Avatar's native character Neytiri

How is identity formed?

In the past few months I’ve been consumed with writing about identity. Often it seems the more I read the less I know, but I carry on despite my deficits.

The dialectic between the immigrant and the indigenous native, between the settler and the denizen, continues to play out in modern discourse, despite hundreds of years that have elapsed since conquest. And I am especially intrigued from the vantage point that identity is “negotiated.”

That means identity is fluid and malleable, subject to the influences of self and society. Scholars tackle identity from two main tracts: an individual, micro-level and the societal, macro-level. The intersection of the two tracts provides the richest area of study but is arguably the most difficult to measure.

I’ve been writing at the more macro-level, taking a look at how mass media depictions align with identity constructs, and I’m surprised that the dialectic is so immutable.

American Indian identity in discourse continues to reflect the divisions of the civilized and uncivilized, colored by fabrications of Native people. A trenchant example is the film Avatar. We know it’s a film, a fantasy; that the indigenous people are an invention—a mash-up of American Indian and African caricatures that came to the writer and director in a dream. But viewers must make connections between the cartoons on screen and the Indians of their childhood textbooks, because it’s the fallback association in our mental toolbox.

In truth, much of the media discourse about Indians has been fabricated, and James Cameron’s film is one more log on the fire. Inventions have been created out of the desires of conquest. Such desires included the materiality of property and the promise of prosperity, all desires intimately coupled with the denizens who were depicted as barricades to progress. And while contemporary theories of social identity embrace the fluidity of its construction—identity is conceptualized as continually adjusting to a shifting landscape—the case of American Indians illuminates how mass mediated narratives are stuck like a gramophone needle in an old 78, and the riff repeats endlessly.

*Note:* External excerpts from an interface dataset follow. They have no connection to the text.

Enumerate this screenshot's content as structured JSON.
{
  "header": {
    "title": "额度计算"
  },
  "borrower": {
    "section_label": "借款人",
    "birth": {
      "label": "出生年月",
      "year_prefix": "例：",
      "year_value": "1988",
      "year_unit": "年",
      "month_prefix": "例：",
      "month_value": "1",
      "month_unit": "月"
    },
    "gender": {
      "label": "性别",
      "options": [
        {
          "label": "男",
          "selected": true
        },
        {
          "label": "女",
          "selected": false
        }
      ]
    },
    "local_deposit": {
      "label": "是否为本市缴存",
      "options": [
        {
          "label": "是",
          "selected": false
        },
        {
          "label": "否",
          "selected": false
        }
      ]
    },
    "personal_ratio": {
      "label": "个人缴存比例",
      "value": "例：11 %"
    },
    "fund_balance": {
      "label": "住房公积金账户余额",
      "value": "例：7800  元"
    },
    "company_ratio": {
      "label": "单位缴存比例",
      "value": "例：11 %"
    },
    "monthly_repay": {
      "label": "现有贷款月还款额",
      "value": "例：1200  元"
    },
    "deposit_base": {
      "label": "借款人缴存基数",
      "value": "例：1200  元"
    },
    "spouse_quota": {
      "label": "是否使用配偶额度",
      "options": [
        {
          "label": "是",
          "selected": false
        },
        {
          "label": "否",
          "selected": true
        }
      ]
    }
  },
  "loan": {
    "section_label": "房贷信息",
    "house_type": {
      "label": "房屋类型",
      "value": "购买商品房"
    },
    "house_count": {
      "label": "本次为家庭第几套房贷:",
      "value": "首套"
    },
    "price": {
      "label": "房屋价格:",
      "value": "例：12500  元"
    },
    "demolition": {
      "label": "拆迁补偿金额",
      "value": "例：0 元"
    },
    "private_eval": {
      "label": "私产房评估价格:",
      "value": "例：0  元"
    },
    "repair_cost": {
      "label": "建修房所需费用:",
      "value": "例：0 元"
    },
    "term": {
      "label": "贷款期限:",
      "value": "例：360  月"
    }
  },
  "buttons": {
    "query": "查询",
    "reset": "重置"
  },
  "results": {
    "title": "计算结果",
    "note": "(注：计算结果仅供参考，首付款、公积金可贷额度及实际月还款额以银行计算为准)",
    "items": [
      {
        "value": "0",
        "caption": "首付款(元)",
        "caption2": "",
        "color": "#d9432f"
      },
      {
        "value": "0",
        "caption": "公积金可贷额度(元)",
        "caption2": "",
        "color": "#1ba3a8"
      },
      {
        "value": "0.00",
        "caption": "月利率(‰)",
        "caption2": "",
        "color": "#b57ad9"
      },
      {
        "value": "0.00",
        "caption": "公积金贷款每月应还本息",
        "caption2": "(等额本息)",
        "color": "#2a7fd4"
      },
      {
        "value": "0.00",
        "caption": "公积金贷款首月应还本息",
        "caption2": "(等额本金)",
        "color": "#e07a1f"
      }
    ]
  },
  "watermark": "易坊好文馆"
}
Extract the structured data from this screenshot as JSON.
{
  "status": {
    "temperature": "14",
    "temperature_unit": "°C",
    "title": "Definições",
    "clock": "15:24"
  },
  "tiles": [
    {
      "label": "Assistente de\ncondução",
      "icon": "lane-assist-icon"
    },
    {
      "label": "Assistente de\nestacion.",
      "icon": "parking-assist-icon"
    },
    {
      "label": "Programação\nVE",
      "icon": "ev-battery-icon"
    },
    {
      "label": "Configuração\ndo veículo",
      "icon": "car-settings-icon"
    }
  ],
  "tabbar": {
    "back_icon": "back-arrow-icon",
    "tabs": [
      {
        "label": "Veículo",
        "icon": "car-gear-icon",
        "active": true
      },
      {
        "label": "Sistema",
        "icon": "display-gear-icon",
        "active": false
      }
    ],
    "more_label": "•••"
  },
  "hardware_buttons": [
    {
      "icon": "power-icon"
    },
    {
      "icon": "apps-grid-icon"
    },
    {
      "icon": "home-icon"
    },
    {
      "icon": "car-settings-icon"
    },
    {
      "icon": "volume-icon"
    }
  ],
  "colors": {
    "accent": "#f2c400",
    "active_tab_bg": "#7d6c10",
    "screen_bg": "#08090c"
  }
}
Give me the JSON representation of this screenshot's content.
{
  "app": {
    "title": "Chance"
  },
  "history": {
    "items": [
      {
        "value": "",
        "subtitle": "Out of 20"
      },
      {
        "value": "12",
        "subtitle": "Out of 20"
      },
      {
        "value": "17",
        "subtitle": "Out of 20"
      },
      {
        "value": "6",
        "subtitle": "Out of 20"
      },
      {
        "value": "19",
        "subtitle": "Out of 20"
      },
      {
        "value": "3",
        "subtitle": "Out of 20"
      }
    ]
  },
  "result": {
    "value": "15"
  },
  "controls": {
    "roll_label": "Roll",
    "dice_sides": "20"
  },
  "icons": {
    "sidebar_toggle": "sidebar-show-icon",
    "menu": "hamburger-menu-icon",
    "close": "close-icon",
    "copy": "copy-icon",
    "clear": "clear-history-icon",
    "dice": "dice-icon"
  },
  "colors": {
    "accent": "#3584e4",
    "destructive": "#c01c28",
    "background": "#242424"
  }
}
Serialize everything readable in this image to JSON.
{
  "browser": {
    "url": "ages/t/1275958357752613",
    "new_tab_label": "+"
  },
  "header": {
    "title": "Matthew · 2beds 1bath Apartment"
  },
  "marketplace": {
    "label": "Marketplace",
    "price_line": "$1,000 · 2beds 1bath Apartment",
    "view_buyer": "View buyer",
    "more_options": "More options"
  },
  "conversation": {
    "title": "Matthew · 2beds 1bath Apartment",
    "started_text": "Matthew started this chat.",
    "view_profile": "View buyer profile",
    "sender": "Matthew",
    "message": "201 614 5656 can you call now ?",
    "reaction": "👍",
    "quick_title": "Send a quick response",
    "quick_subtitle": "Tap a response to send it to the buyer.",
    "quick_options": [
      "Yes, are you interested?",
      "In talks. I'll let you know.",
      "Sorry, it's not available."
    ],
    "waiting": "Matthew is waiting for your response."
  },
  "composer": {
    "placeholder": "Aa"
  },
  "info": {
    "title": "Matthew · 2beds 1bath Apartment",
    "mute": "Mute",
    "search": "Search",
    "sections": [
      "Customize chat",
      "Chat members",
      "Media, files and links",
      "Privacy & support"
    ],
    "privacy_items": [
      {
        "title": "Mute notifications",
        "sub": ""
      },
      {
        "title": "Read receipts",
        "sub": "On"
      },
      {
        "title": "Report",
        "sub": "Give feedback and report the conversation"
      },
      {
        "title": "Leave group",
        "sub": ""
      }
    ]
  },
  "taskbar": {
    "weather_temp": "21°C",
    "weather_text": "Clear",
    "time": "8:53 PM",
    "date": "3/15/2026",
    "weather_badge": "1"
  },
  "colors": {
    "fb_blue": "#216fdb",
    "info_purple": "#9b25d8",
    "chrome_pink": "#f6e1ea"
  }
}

Advertisements

About Cynthia Coleman Emery

Professor and researcher at Portland State University who studies science communication, particularly issues that impact American Indians. She is enrolled with the Osage tribe.
This entry was posted in authenticity, cinema, film, framing, Indian, news bias, Uncategorized. Bookmark the permalink.

Leave a Reply

Fill in your details below or click an icon to log in:

WordPress.com Logo

You are commenting using your WordPress.com account. Log Out / Change )

Twitter picture

You are commenting using your Twitter account. Log Out / Change )

Facebook photo

You are commenting using your Facebook account. Log Out / Change )

Google+ photo

You are commenting using your Google+ account. Log Out / Change )

Connecting to %s